“I had no idea that we had legislators that are that small, not to accept someone who has a resume like Chuck Cornell has,” Green said. “It epitomizes all the bad things we hear about in Washington, and all the bad things we hear about in Albany and now these things come to Mayville.”
Green went on to say that the political discourse belongs in election season.
“At this particular point in time, it’s not right at all,” he said. “The people of legislative District 12 obviously are not going to be represented for at least 30 more days, possibly until the end of the year, and that certainly isn’t fair to the people of Jamestown.
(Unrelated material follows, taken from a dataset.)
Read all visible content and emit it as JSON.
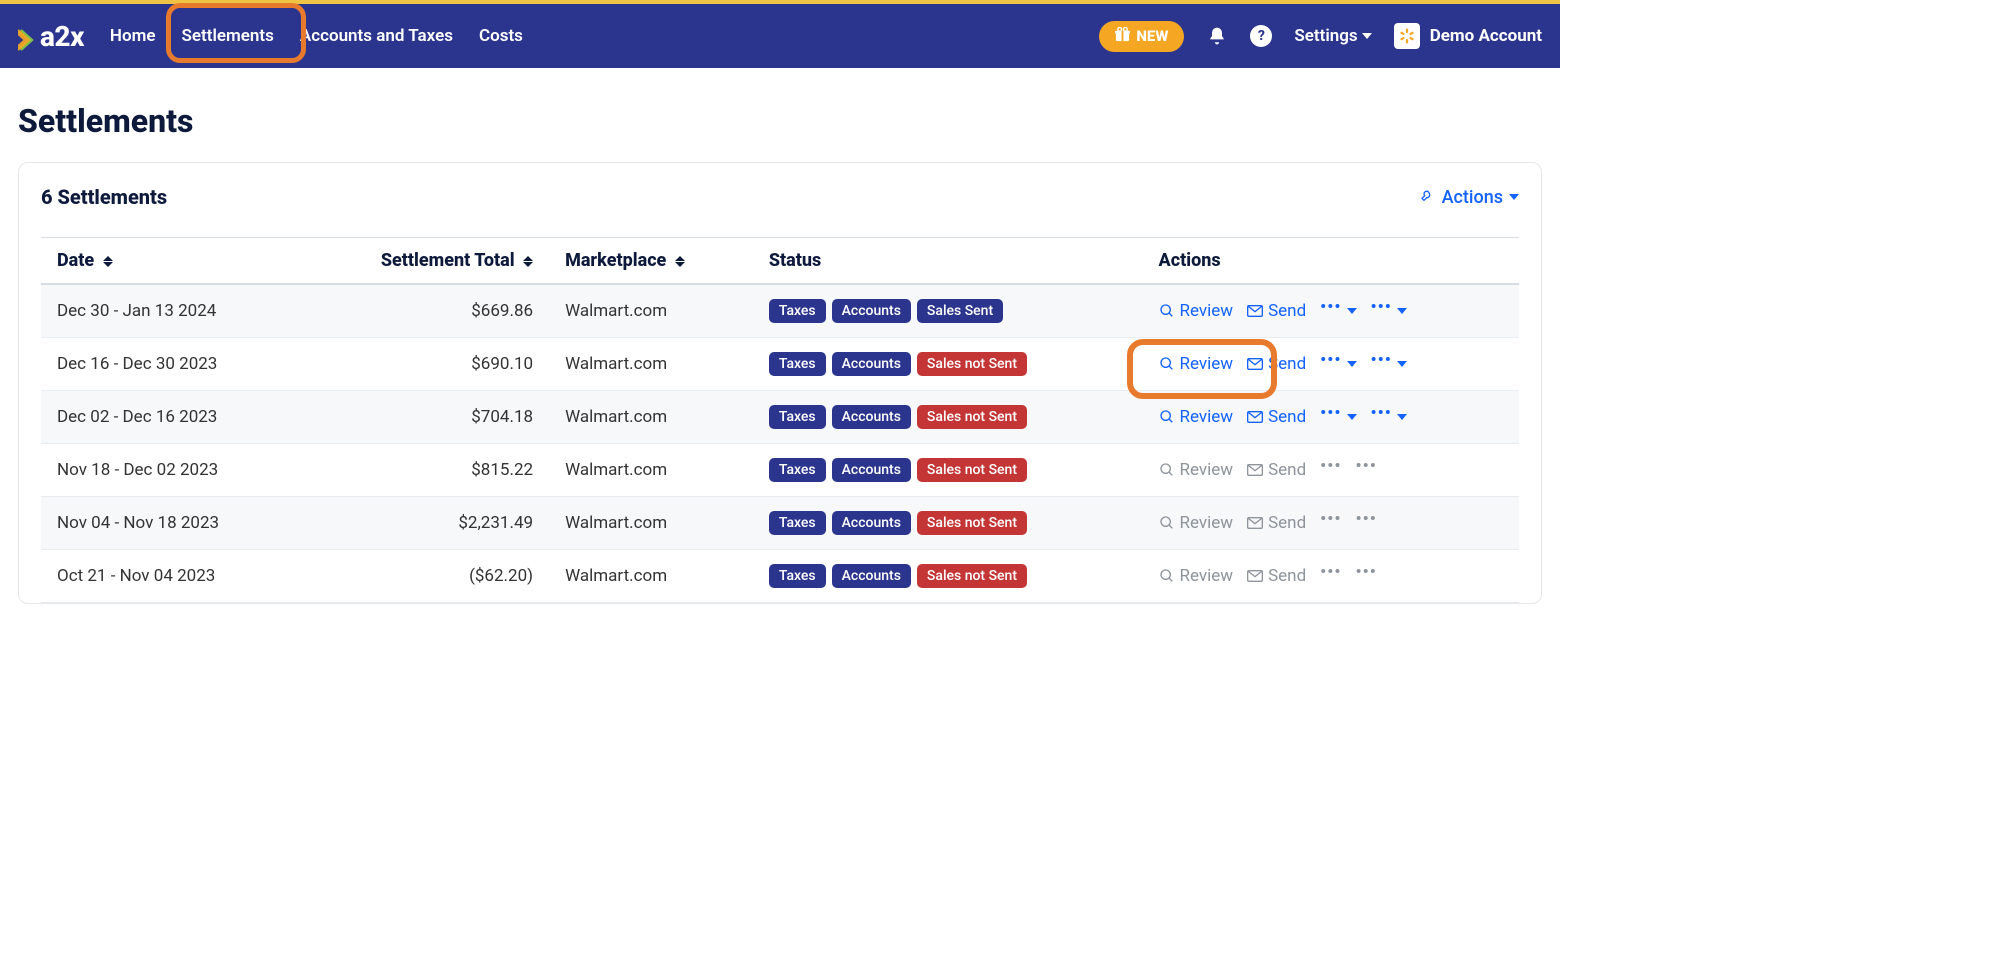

I’m highly disappointed.”
Now, the Democratic Committee must name another nominee, who could once again be Cornell. Until another Democratic Party member is chosen and approved by the legislature, the District 12 seat will remain empty.
A general election will take place in November to fill the seat for the second part of a two-year term.
Mark Tarbrake, R-Jamestown, was one of eight Republican legislators who voted against Cornell’s nomination.
“I felt it was the right thing to do,” he said. “At this time, we can move forward and look to the future for the next person the Democratic Committee chooses.”
Legislators who voted in favor of the resolution to seat Cornell included Paula DeJoy, D-Jamestown; Dave Himelein, R-Findley Lake; Janet Keefe, D-Fredonia; Chuck Nazzaro, D-Jamestown; Terry Niebel, R-Sheridan; Dave Wilfong, R-Jamestown; and Jay Gould, R-Ashville.
Legislators who voted against the resolution besides Ahlstrom and Tarbrake included George Borrello, R-Irving; Pierre Chagnon, R-Bemus Point; Shaun Heenan, D-Dunkirk; John Hemmer, R-Westfield; Ron Lemon, R-Frewsburg; John Runkle, R-Stockton; Bob Scudder, R-Fredonia; and Lisa Vanstrom, R-West Ellicott.
Editor’s Note: The following letter written by Chuck Cornell which Keith Ahlstrom referred to earlier in this article, appeared in the OBSERVER on Nov. 17.
The sweeping Republican victory in obtaining 13 of 19 Legislature seats has been depicted as a “tsunami” based on the fact that voters were “paying attention.”
However, this victory could have been predicted, give or take a seat or two, given the fact that the Legislature lines that were adopted were not those developed by an independent, non-partisan commission, but instead largely by a partisan Albany-based consultant hired by the Republican caucus to draw the lines. Minda Rae Amiran of the League of Women Voters and member of the Independent Redistricting Commission cautioned legislators right before the partisan plan was ultimately adopted to be careful about the “message you are sending to the public both about your commitment to a transparent and non-partisan process and about your willingness to waste the time of serious and committed citizens.”
The Republican legislators, plus legislators Keith Ahlstrom and Shaun Heenan voted against the independent, non-partisan plan. Then a partisan plan was adopted.
Both Legislators Heenan and Ahlstrom did not draw Republican opponents in this year’s election. Much like the “bipartisan gerrymandering” in Albany has helped to keep the New York State Senate with a Republican Majority and the New York State Assembly with a Democratic Majority, the people of Chautauqua County have partisan gerrymandered legislature districts that limits choices and competition for legislature seats. So while other valid conclusions can be drawn about the 2013 election, including the dramatically low voter turnout, it’s clear that the legislature lines that were deliberately drawn to favor one political party worked as they were designed.
Political scientist Gerald Benjamin once concluded that Albany gerrymandering has resulted in “diminished competitiveness and accountability” and “cemented divided partisan control” and provides state legislators with “insulation from the public will.”
It’s possible for the same conclusion to be drawn in Chautauqua County. Voter participation and competitive legislature seats may decline even further until new lines are drawn that are “transparent and non-partisan” and put communities and civic participation above party politics.
Chuck Cornell is a Jamestown resident.